Across the records that follow, give the number of lines containing the word "icon" and nothing else.

Saved entries:
——
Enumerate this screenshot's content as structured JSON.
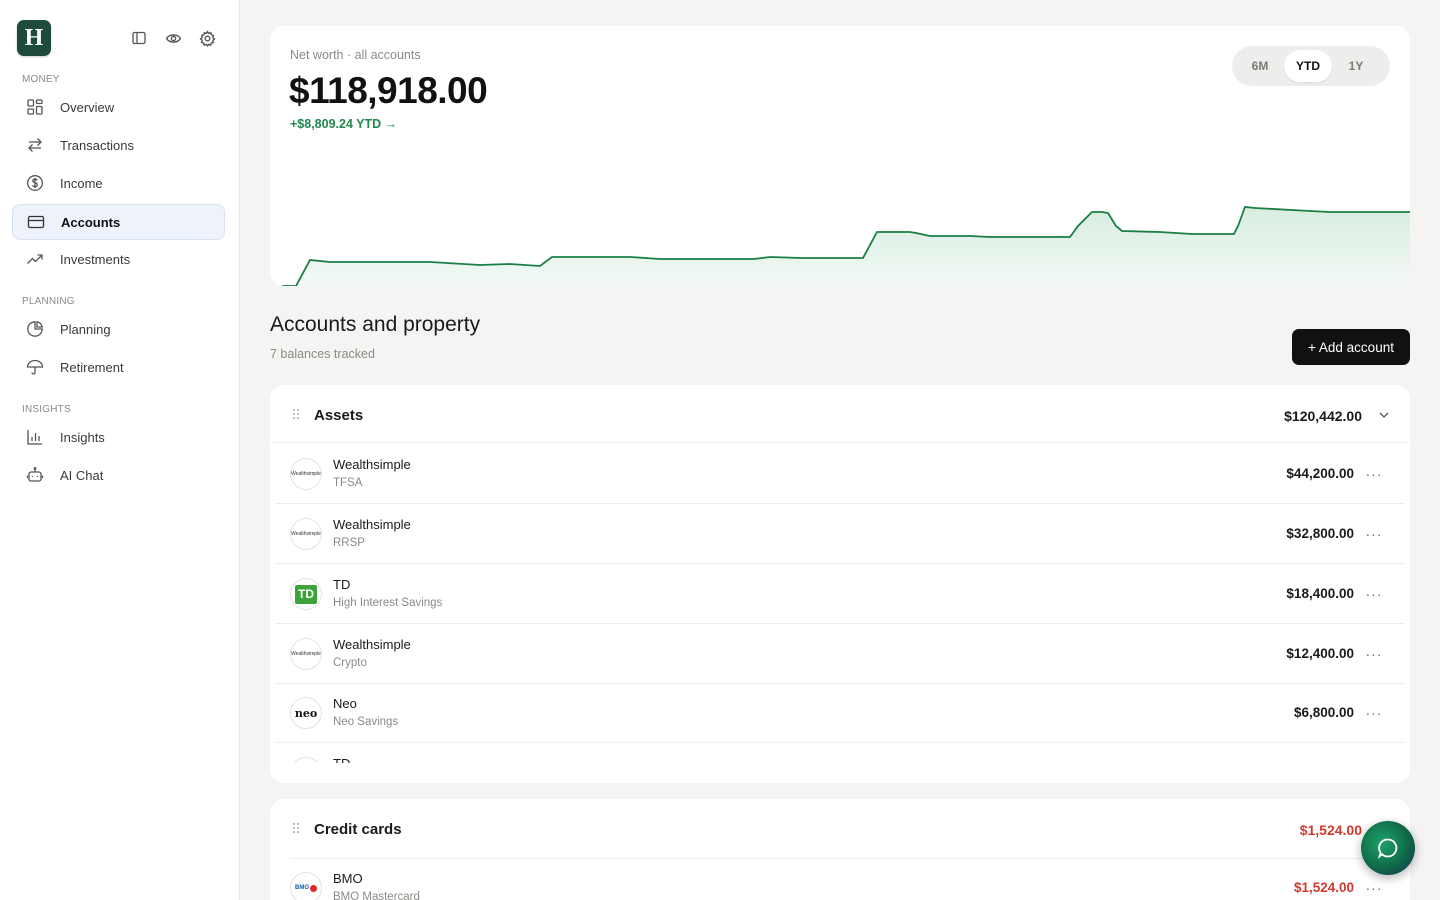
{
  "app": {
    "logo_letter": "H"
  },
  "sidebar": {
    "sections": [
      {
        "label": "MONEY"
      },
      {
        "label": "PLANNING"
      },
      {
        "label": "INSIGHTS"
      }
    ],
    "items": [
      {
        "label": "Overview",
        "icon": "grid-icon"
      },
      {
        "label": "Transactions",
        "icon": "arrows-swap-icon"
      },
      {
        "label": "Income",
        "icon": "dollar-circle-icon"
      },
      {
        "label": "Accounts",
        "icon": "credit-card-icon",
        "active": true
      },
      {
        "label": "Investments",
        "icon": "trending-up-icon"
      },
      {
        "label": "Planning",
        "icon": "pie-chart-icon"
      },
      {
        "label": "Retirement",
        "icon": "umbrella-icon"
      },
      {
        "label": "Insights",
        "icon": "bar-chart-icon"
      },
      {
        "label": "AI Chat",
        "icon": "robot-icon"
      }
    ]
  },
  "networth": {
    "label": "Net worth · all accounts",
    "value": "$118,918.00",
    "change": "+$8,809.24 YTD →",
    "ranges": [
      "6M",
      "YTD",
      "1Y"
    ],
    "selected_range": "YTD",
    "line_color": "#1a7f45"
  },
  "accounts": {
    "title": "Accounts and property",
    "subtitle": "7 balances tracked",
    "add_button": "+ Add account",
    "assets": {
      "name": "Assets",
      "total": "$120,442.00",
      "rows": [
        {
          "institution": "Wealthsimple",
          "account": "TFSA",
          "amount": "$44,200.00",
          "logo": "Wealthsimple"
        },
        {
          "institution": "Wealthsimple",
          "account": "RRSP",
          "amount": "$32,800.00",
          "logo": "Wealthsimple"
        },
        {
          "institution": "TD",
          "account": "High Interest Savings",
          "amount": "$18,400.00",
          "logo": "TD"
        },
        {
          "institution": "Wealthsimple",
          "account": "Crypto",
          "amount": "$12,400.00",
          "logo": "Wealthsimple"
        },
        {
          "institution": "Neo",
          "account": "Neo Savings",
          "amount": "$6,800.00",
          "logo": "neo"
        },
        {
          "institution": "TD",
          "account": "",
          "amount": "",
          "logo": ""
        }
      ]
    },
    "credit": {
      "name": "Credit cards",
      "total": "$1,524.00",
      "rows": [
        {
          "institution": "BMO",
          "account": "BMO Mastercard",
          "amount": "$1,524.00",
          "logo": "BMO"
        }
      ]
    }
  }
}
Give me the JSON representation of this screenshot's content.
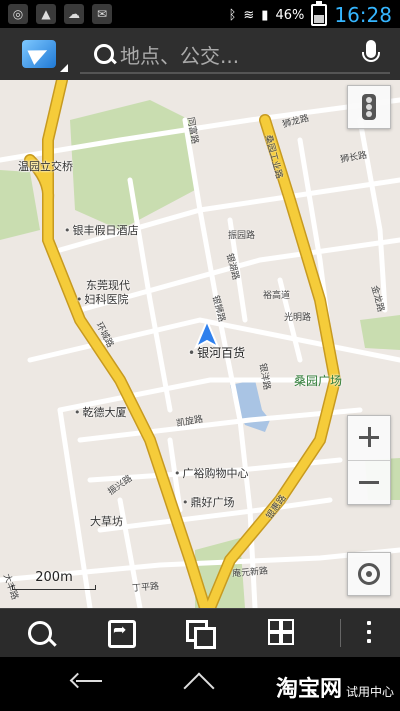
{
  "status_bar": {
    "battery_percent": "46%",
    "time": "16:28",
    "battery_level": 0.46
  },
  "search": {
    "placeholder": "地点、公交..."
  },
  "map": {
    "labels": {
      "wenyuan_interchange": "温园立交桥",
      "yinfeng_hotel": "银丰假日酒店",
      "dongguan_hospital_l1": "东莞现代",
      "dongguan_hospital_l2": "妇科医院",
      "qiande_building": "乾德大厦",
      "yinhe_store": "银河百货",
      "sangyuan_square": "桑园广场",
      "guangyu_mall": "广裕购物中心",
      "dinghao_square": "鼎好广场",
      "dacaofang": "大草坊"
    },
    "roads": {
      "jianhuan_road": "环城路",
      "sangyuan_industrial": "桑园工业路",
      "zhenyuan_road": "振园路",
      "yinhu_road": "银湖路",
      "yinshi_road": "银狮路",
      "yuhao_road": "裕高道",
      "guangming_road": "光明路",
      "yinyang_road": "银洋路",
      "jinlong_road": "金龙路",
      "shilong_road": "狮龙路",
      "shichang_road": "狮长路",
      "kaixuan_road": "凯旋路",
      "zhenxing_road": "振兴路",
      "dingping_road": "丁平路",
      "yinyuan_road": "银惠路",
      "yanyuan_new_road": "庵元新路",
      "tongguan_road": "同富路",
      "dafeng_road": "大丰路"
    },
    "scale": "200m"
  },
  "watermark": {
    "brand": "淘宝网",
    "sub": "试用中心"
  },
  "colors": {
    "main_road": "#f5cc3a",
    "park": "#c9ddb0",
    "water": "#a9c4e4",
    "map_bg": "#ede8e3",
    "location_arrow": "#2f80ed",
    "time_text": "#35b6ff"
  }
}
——
» EXERCISE RESULT: 9